Greed, violence, selfishness and evil have always lurked in the hearts of men. Pessimists—and realists—ask, what has fundamentally changed that would make the future a better place? Human nature hasn't changed. Only the tools of destruction have changed—becoming much more deadly!
Even acclaimed Cambridge professor Stephen Hawking believes that man's days on earth are numbered. "I don't think the human race will survive the next thousand years unless we spread into space. There are too many accidents that can befall life on a single planet" (Lawrence E. Joseph, Apocalypse 2012, 2007, p. 3).
Who is right?
Will the future bring the glittering world of the optimists? Or the doomsday world of the pessimists?
Is there a way to know? If the pessimists are right, do we even want to know?
There is a source that claims the authority, and the power, to predict and actually bring about its vision of the future. It's not a source from the scientific world—or the governmental, commercial or educational worlds. It's a source that claims extraterrestrial origins. Consider this statement:
"I am God, and there is none like Me, declaring the end from the beginning, and from ancient times things that are not yet done" (Isaiah 46:9-10 Isaiah 46:9-10  Remember the former things of old: for I am God, and there is none else; I am God, and there is none like me,
 Declaring the end from the beginning, and from ancient times the things that are not yet done, saying, My counsel shall stand, and I will do all my pleasure:
American King James Version×).
Who better to predict the future than the all-powerful Creator who can control the outcomes? And the best part is, God promises real hope for a real world of peace and happiness beyond humanity's wildest dreams.
It's not dependent on the Dr. Jekyll and Mr. Hyde world of scientific advances. And it can't be thwarted by the sinister side of human nature. God promises to not only save this world from itself, but to make it possible for each human being to achieve his or her incredible potential.
But, of course, our modern world conditions us to reject that possibility. Even many of those who believe in a God don't see evidence of His working in the world today. It seems preposterous that He would intervene tomorrow.
This has led to the world the apostle Peter described: "Scoffers will come in the last days, walking according to their own lusts, and saying, 'Where is the promise of His coming?'" (2 Peter 3:3-4 2 Peter 3:3-4  Knowing this first, that there shall come in the last days scoffers, walking after their own lusts,
 And saying, Where is the promise of his coming? for since the fathers fell asleep, all things continue as they were from the beginning of the creation.
American King James Version×).
It is easy to wonder, "If God is in charge and wants to turn things around, why hasn't He done it yet?" Peter answers in verse 9: "The Lord is not slow in keeping his promise, as some understand slowness.
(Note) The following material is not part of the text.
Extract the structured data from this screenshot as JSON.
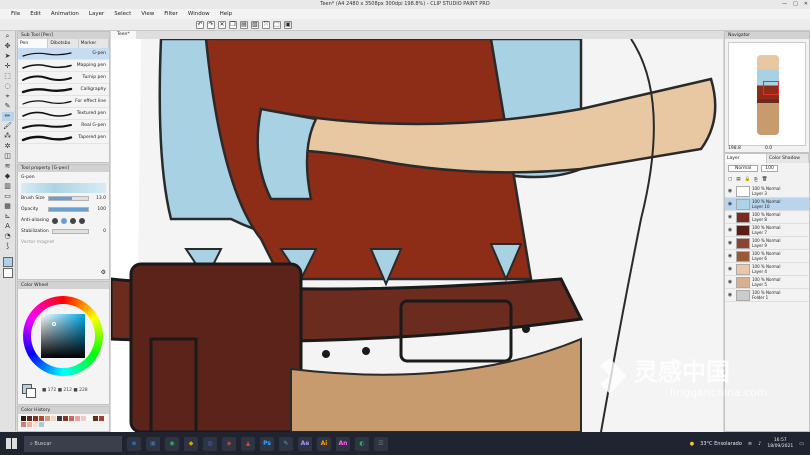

He is patient with you, not wanting anyone to perish, but everyone to come to repentance" (New International Version).
God has a plan for every person who has ever lived, and He reveals that plan in the Holy Bible, and especially in the prophetic books like Revelation. That book, the last one in the Bible, starts by identifying the true source of understanding the future: "The Revelation of Jesus Christ, which God gave Him to show His servants—things which must shortly take place" (Revelation 1:1 Revelation 1:1The Revelation of Jesus Christ, which God gave to him, to show to his servants things which must shortly come to pass; and he sent and signified it by his angel to his servant John:
American King James Version×).
What are those things that must shortly take place? How can we understand the mysterious symbols and other elements of prophecy and get a clear framework for the future? A good place to start is with an inspiring and informative free booklet, You Can Understand Bible Prophecy. Download or request your free copy today at www.wnponline.org. WNP